Data excerpts
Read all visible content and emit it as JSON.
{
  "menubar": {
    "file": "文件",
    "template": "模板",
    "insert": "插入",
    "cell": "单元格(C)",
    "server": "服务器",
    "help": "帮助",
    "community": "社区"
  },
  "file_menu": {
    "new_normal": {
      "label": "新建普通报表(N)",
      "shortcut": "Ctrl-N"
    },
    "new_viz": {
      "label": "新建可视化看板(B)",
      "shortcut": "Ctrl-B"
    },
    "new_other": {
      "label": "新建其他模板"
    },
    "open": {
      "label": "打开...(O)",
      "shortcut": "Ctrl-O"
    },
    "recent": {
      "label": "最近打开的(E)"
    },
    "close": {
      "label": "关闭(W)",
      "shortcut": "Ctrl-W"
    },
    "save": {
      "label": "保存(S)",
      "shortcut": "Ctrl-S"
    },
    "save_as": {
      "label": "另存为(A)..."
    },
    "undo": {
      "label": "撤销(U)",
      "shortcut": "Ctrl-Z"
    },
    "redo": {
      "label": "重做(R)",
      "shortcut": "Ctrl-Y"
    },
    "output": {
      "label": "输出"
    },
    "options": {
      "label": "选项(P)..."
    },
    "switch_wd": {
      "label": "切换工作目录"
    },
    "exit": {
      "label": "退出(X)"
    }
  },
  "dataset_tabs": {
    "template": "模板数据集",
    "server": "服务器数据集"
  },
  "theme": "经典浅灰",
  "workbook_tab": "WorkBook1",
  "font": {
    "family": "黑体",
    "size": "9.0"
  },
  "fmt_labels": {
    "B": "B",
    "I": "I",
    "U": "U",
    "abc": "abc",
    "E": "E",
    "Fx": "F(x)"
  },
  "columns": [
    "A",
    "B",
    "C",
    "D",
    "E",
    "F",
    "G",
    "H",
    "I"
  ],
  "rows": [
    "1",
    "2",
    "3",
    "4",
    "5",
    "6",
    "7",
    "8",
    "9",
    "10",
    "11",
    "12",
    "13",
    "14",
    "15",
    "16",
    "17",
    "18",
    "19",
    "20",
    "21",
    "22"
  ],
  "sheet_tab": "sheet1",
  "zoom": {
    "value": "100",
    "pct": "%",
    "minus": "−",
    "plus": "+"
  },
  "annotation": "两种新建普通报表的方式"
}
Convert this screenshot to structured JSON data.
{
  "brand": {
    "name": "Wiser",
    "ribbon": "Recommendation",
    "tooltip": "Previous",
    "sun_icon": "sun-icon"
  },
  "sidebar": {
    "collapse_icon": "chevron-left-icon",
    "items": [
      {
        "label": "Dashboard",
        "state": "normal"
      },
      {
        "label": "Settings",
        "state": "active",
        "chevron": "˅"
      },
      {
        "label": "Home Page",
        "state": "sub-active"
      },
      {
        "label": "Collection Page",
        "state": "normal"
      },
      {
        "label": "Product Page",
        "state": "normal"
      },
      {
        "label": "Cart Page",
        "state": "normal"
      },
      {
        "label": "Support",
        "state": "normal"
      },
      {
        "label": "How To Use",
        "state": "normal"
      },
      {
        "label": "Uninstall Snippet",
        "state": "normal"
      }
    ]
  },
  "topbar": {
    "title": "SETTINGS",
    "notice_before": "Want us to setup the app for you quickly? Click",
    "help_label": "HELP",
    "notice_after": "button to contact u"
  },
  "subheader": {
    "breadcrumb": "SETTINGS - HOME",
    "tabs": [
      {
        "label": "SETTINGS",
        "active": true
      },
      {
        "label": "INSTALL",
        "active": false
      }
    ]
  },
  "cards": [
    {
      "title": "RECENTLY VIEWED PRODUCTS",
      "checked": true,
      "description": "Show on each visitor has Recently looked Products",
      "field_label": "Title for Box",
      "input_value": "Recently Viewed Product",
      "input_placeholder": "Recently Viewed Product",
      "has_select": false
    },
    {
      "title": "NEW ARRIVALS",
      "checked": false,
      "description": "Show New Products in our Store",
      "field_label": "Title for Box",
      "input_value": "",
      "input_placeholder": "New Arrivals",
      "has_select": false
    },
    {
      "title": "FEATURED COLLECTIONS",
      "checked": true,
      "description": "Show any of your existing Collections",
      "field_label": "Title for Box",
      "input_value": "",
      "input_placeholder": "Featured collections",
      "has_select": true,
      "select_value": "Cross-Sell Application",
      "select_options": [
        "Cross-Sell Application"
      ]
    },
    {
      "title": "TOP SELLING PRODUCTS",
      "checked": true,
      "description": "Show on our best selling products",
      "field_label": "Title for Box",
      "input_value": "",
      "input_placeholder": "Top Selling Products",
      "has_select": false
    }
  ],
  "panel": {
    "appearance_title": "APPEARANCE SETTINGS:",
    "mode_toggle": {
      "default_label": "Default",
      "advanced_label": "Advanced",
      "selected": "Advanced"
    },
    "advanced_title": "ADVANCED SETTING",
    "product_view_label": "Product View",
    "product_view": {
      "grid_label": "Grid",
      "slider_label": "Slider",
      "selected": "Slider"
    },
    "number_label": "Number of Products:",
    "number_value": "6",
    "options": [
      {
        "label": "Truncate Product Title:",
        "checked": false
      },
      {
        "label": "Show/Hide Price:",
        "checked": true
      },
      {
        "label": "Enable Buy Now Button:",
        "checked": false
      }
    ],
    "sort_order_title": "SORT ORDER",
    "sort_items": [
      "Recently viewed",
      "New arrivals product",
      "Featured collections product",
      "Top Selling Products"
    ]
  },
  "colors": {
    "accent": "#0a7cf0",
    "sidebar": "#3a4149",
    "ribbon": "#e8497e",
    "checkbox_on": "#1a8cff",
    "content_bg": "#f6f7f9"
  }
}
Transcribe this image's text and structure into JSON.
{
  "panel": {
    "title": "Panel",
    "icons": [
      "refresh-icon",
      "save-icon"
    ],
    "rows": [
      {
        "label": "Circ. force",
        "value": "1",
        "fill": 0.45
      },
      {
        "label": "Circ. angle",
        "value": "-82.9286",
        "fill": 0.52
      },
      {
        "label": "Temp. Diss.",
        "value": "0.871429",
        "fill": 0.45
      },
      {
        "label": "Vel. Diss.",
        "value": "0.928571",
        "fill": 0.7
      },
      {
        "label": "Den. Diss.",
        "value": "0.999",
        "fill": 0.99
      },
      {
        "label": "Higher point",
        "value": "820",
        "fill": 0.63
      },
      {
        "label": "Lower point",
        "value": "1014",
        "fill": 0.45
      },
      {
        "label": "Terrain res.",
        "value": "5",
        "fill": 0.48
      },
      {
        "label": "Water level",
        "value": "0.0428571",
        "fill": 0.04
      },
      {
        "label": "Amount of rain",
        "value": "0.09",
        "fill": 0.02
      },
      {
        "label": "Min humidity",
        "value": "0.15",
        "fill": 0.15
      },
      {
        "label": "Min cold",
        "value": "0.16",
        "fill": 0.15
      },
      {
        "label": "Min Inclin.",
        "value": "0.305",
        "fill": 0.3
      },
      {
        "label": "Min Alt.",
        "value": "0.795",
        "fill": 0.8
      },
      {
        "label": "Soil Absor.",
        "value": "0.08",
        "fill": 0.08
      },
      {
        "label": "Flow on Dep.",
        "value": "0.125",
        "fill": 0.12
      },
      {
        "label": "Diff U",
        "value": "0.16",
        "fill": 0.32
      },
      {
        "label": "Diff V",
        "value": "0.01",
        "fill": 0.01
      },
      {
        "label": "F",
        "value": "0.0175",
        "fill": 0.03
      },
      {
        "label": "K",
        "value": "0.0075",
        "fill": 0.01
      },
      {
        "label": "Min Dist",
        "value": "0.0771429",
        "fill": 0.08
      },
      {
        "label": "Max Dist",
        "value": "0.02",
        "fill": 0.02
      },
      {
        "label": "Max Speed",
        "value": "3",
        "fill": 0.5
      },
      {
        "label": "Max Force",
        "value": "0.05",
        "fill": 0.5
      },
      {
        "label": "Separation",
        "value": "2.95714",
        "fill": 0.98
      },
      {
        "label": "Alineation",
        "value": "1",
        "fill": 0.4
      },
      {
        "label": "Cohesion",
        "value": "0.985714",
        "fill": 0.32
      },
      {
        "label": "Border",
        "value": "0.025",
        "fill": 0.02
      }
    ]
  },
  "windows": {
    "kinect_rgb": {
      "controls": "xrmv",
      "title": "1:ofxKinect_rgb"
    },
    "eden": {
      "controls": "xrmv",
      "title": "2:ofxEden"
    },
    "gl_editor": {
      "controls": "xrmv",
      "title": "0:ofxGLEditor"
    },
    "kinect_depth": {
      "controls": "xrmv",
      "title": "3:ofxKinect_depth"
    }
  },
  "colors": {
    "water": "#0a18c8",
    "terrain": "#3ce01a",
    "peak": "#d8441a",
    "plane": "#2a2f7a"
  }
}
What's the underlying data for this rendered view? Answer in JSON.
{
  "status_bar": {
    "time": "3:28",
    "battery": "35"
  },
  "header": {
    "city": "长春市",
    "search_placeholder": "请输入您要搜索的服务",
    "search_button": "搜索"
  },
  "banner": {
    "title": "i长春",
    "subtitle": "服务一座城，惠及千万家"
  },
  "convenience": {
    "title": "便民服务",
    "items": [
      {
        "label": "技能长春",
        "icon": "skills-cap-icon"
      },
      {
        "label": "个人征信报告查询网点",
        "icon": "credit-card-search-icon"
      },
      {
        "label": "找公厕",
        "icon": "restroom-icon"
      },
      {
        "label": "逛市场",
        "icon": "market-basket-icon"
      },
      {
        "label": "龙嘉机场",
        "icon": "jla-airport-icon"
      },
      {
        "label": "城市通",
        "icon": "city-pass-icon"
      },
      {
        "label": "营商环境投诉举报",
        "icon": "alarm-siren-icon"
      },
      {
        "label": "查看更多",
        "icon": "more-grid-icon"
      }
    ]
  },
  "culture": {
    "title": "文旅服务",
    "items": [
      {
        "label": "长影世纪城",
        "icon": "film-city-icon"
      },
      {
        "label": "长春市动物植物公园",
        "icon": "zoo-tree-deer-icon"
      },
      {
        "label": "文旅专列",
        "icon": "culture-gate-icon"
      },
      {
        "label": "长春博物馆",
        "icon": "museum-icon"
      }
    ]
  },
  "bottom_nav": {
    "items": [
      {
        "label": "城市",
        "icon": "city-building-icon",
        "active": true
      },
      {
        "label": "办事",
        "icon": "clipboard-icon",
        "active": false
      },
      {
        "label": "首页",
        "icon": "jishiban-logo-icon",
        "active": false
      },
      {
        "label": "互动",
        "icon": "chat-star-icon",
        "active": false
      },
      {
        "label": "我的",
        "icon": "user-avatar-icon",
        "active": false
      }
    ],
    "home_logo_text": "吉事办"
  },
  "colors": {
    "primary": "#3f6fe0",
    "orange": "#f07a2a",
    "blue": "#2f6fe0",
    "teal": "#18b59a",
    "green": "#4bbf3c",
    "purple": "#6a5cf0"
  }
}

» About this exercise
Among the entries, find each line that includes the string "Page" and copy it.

» Solution
        "label": "Home Page",
        "label": "Collection Page",
        "label": "Product Page",
        "label": "Cart Page",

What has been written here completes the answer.